Cut mini notched rafters called "lookouts" from the 2- by 6-inch roofing lumber stock.
Nail each lookout to a rafter. The bottom edge of the lookout should rest on the top of the wall, extending passed the outside face of the wall and the edge of the roof. Successive lookouts must each be notched to create sufficient slope to ensure rainwater will readily flow downhill when the gutter is lined with metal.
Nail 1-inch thick lumber to the top of the notched edge of the lookout to support the bottom of the metal liner.
Nail a fascia strip to the outside end of the lookout. The height of the fascia strip determines the outside slope of the gutter and will vary per the individual building size.
Line the wood gutter with either tin coated steel sheeting or rolled copper. To calculate the gutter box size and determine the dimensions of the metal insert, use the "Load and Run Box Cutter Calculator" in Resources (please note this is a metric calculator so conversion may be necessary) with following the steps.
Open the calculator and enter the square footage of the side of the roof the water is flowing down in the box labelled "Roof Catchment Area."
Type the rainfall intensity for your location in the "Rainfall Intensity" box. You can get this information from your local weather bureau.
Type in your "Trial Box Gutter Width." This is an estimate of what you think the gutter width should be.
Type in an estimate of your "roof slope" in degrees.
Enter "16" in the box labelled "Box Gutter Slope." This number represents the average slope for a gutter.

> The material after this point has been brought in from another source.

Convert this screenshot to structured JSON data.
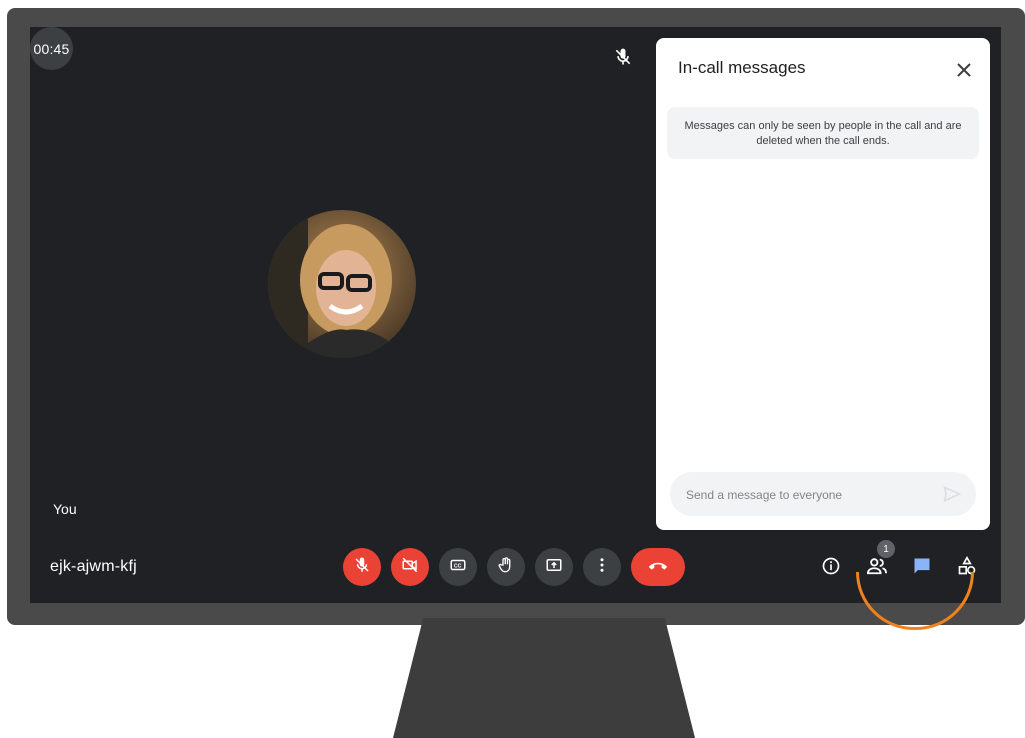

Click "Calculate" to get the final dimensions of the inside metal gutter insert.
Create S joints where two sections of the metal have to be soldered together. An S joint is created by bending the flat edge over on each sheet of the metal where two sections are joined. Bend over a minimum of 3/8 of an inch.
Hook the two bent edges into each other to form the interlocking S joint and then flatten the joint with a rubber mallet.
Heat the metal with a torch and flow enough solder until the S joint is completely coated with solder. Solder in all downspout connections.
Bend the metal to fit the dimensions of the wood gutter.
Clean the surface of the tin using a rag and paint thinner or white spirit. Prime the metal with a coat of metal primer. Let it dry and paint a top coat of exterior paint within 24 hours of painting the primer coat on. Insert the metal liner into the wood gutter.
To avoid having to paint the metal used for the gutter lining, consider installing a rubber membrane, the kind used on roofs, to the face of the metal gutter lining. Paint the outside of the gutter fascia board to match the rest of the house.
You will be flowing large amounts of solder, wear safety goggles to protect your eyes from any solder that might boil up and fly through the air.